Southern Wesleyan University, Central, S.C., is seeing the profound impact that one conversation can have on a campus and its surrounding community. In 2014, SWU representatives and a county disabilities board began discussing ways to partner to provide housing for area residents with special needs. The unique public-private partnership that grew out of this interaction has resulted, five years later in 2019, in the Jericho Project—a housing community located on the SWU campus that serves people with disabilities and special needs.
Like the biblical city from which it takes its name, the Jericho Project aims to take down walls—in this case, the physical, societal, and institutional barriers that can keep people with disabilities from interacting with, and being full participants in, their communities. The project’s combined living/learning environment pairs residents who have special needs with SWU student mentors who live on site and provide guidance, support, and friendship. In exchange for serving as mentors, SWU students pay a reduced fee for their housing and gain valuable life experience.
The facility is expected to alleviate some of the pressure on housing for people with special needs, which is typically difficult to find. Residents will have the opportunity to engage with the broader community and find employment—possibly on campus.
“The residents will be part of the university campus. They are going to participate in sports, chapel, music, classes, and anything that’s available,” says Elaine Thena, executive director of the Pickens County Board of Disabilities and Special Needs, the public entity that will manage the new facility. The partnership also includes the South Carolina Department of Disabilities and Special Needs and the Anderson County Disabilities and Special Needs Board.
The Pieces Come Together

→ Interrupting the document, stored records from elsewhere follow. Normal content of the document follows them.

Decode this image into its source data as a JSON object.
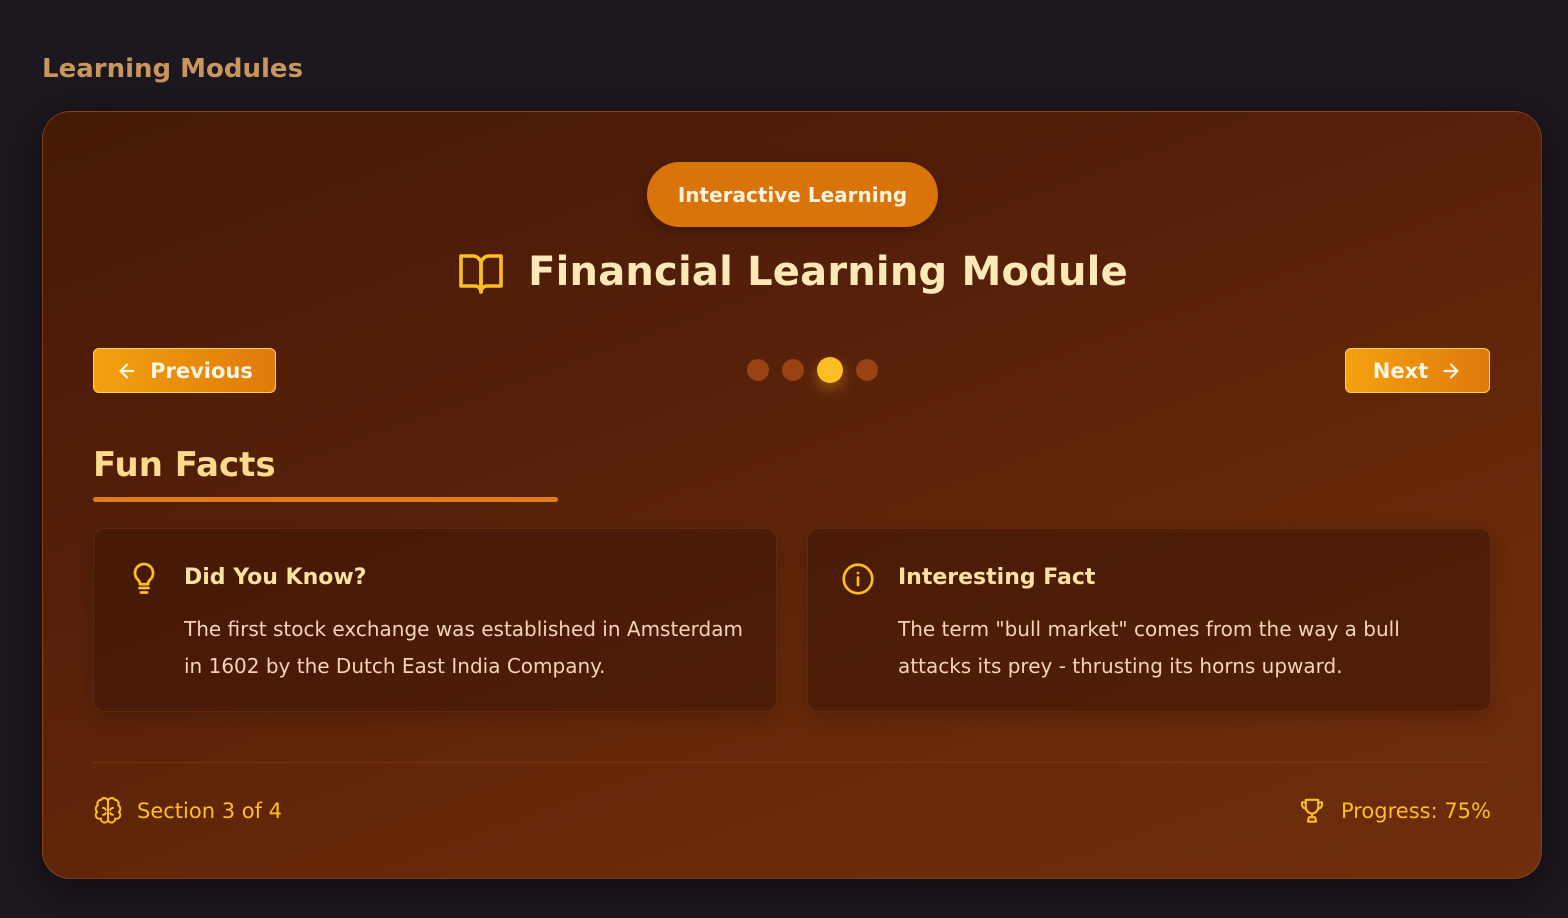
{
  "page": {
    "heading": "Learning Modules"
  },
  "module": {
    "badge": "Interactive Learning",
    "title": "Financial Learning Module",
    "title_icon": "book-open-icon"
  },
  "navigation": {
    "previous_label": "Previous",
    "previous_icon": "arrow-left-icon",
    "next_label": "Next",
    "next_icon": "arrow-right-icon",
    "total_steps": 4,
    "active_step": 3
  },
  "section": {
    "title": "Fun Facts",
    "facts": [
      {
        "icon": "lightbulb-icon",
        "title": "Did You Know?",
        "text": "The first stock exchange was established in Amsterdam in 1602 by the Dutch East India Company."
      },
      {
        "icon": "info-circle-icon",
        "title": "Interesting Fact",
        "text": "The term \"bull market\" comes from the way a bull attacks its prey - thrusting its horns upward."
      }
    ]
  },
  "footer": {
    "section_label": "Section 3 of 4",
    "section_icon": "brain-icon",
    "progress_label": "Progress: 75%",
    "progress_icon": "trophy-icon",
    "progress_percent": 75
  },
  "colors": {
    "accent": "#fbbf24",
    "button": "#f4a10f",
    "badge": "#d9740a",
    "background": "#1d1720",
    "card": "#551f09"
  }
}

Without a prototype to follow—we haven’t been aware of any similar project on U.S. campuses—the three public entities and SWU exercised creativity as well as patience throughout the collaborative process. Between state regulations, university policies, and town and county codes, we had to overcome a fair number of obstacles to bring the project to life. We made planning decisions as a group, while keeping at the center of each decision the interests of the special-needs population.
Our committee met monthly for four years, with some members focusing on programmatic details, while others took charge of finding ways to fund the building. In addition to hosting the monthly meetings, SWU provided a long-term ground lease on 2.6 acres of land near our soccer field and softball complex. Located in a residential area and close to public transportation, half of the land was wooded and the other half was occupied by two aging houses that had stood empty for several years. We razed the houses and leveled the ground. With utilities already in place, the site was ready for the Jericho Project.

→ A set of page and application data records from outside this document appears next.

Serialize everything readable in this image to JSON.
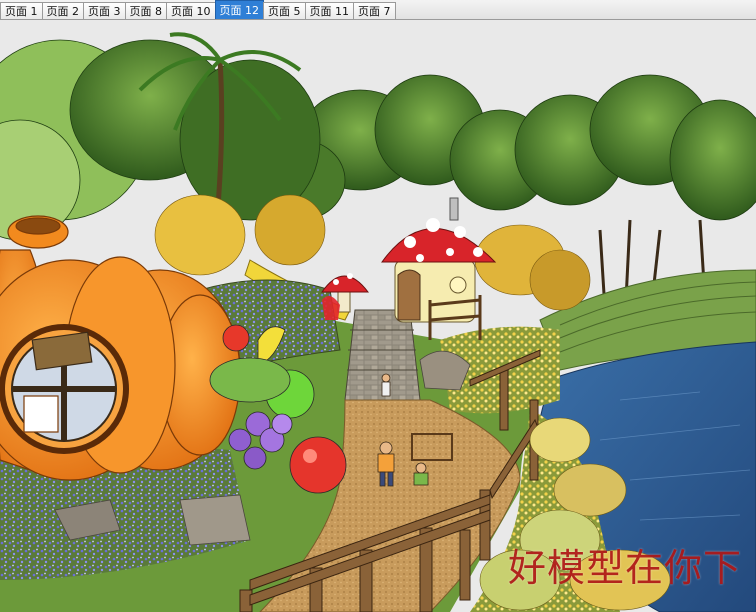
{
  "tabs": [
    {
      "label": "页面 1",
      "active": false
    },
    {
      "label": "页面 2",
      "active": false
    },
    {
      "label": "页面 3",
      "active": false
    },
    {
      "label": "页面 8",
      "active": false
    },
    {
      "label": "页面 10",
      "active": false
    },
    {
      "label": "页面 12",
      "active": true
    },
    {
      "label": "页面 5",
      "active": false
    },
    {
      "label": "页面 11",
      "active": false
    },
    {
      "label": "页面 7",
      "active": false
    }
  ],
  "watermark": "好模型在你下",
  "colors": {
    "active_tab": "#2f7fd6",
    "water": "#2f5f9a",
    "pumpkin": "#f28a1e",
    "grass": "#6c9a3a",
    "path": "#c79a5a",
    "watermark": "#b01818"
  },
  "scene": {
    "objects": [
      "pumpkin-house",
      "mushroom-house",
      "small-mushroom",
      "yellow-slide",
      "stone-stairs",
      "pond",
      "wooden-fence",
      "fruit-sculptures",
      "children-figures",
      "flower-beds",
      "trees",
      "palm-tree"
    ]
  }
}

The state jump-started fundraising with a $250,000 contribution, which succeeded in getting the attention of private donors. The two county boards also provided funds; spearheaded fundraising efforts; and secured construction donations of excavation work, lumber, and concrete. We recently completed the construction of the $2 million Phase I of the Jericho Project; by the 2019 fall semester, the suite-style, ADA-compliant facility will house 11 special-needs residents and nine student mentors.
It will also feature an office, meeting room, elevator, outdoor pavilion, and a quarter-mile walking trail. Plans for Phase II call for two more buildings on the same piece of land, providing housing for up to 33 special-needs residents and 27 SWU students.
In Line With SWU Mission
SWU is now in the process of recruiting and vetting the first group of student mentors, selected primarily from the sophomore and junior classes. In the future, as word spreads, we believe some students will choose to attend SWU just for the opportunity to participate in this innovative experiential learning program—one we hope other institutions will adopt as a model.
Staff hired by the Pickens County Board of Disabilities will join the student mentors on site. The full-time staff will assist residents with becoming more independent in taking care of their daily needs, maintaining health, managing money, accomplishing life goals, and navigating the community. Staff members will also encourage residents—all of whom will have SWU-issued ID cards—to participate in the many activities offered on campus.
Southern Wesleyan University became involved in this opportunity because the Jericho Project was a clear extension of the university’s mission to challenge students to be dedicated scholars and servant leaders who impact the world. The project also dovetails with SWU’s three pillars of practice: contagious generosity, inventive learning, and faith-filled community. In other words, the university had a ready-made community prepared to open its arms and doors to welcome friends with special needs.
SWU may soon have another opportunity to put out its welcome mat. A national foundation has contacted us about possibly undertaking another project that would provide student support and housing for people with traumatic brain injuries and high-functioning autism. A five-acre area on the edge of our campus is already under consideration for a long-term ground lease or sale to this foundation.
SUBMITTED BY Mark Reeves, vice president for finance and auxiliary services, and chief financial officer, Southern Wesleyan University, Central, S.C.